(THE DATA begins)
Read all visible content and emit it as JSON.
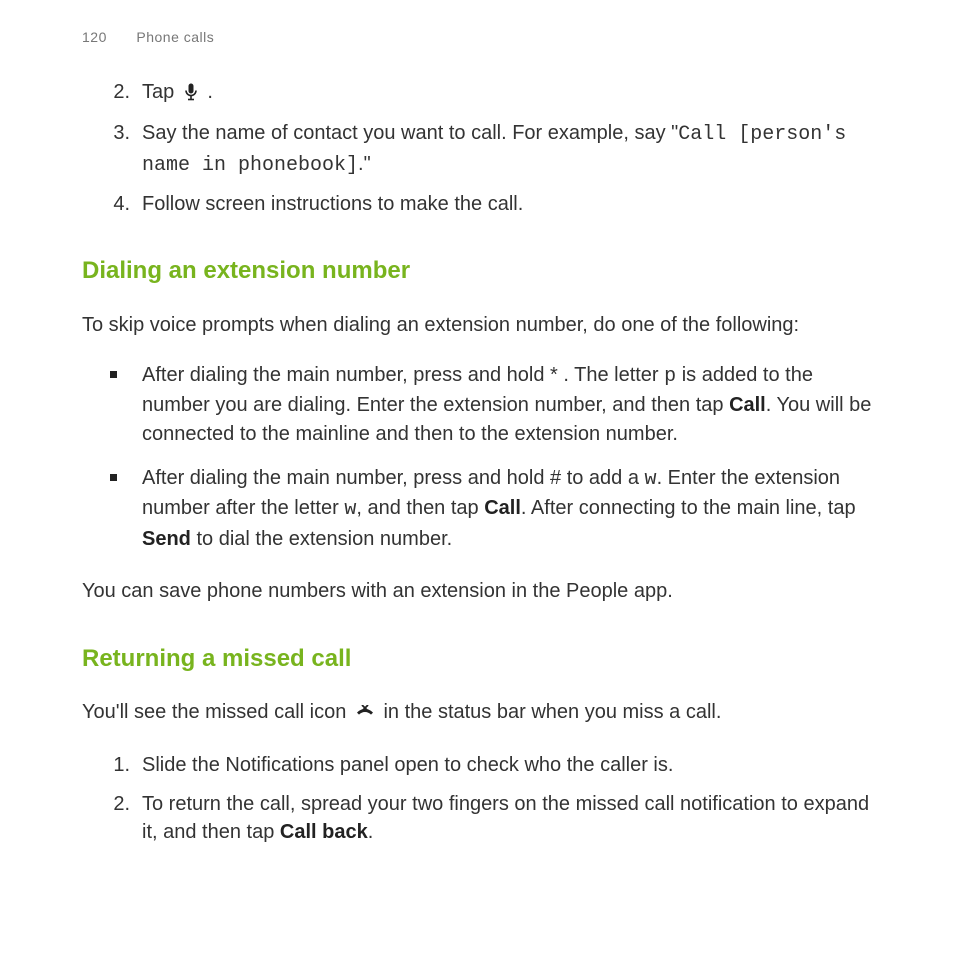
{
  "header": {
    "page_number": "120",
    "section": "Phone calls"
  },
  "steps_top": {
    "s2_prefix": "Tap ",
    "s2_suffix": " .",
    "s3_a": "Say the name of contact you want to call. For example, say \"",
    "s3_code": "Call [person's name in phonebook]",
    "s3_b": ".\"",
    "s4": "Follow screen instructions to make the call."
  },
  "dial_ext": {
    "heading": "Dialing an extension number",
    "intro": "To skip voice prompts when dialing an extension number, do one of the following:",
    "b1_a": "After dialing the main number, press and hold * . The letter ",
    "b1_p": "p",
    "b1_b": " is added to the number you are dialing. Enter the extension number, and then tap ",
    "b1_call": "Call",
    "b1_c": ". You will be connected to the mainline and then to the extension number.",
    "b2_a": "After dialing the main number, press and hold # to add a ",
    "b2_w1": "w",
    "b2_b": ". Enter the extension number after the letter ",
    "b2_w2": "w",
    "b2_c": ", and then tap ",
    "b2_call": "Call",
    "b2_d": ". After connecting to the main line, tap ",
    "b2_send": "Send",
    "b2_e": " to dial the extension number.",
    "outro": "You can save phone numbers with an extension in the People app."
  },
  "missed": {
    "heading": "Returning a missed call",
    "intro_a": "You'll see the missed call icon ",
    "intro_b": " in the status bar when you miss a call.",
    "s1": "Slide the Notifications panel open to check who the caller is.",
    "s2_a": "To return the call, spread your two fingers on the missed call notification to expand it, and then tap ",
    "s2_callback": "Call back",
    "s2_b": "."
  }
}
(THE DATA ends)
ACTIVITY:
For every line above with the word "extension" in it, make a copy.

YOUR SOLUTION:
    "heading": "Dialing an extension number",
    "intro": "To skip voice prompts when dialing an extension number, do one of the following:",
    "b1_b": " is added to the number you are dialing. Enter the extension number, and then tap ",
    "b1_c": ". You will be connected to the mainline and then to the extension number.",
    "b2_b": ". Enter the extension number after the letter ",
    "b2_e": " to dial the extension number.",
    "outro": "You can save phone numbers with an extension in the People app."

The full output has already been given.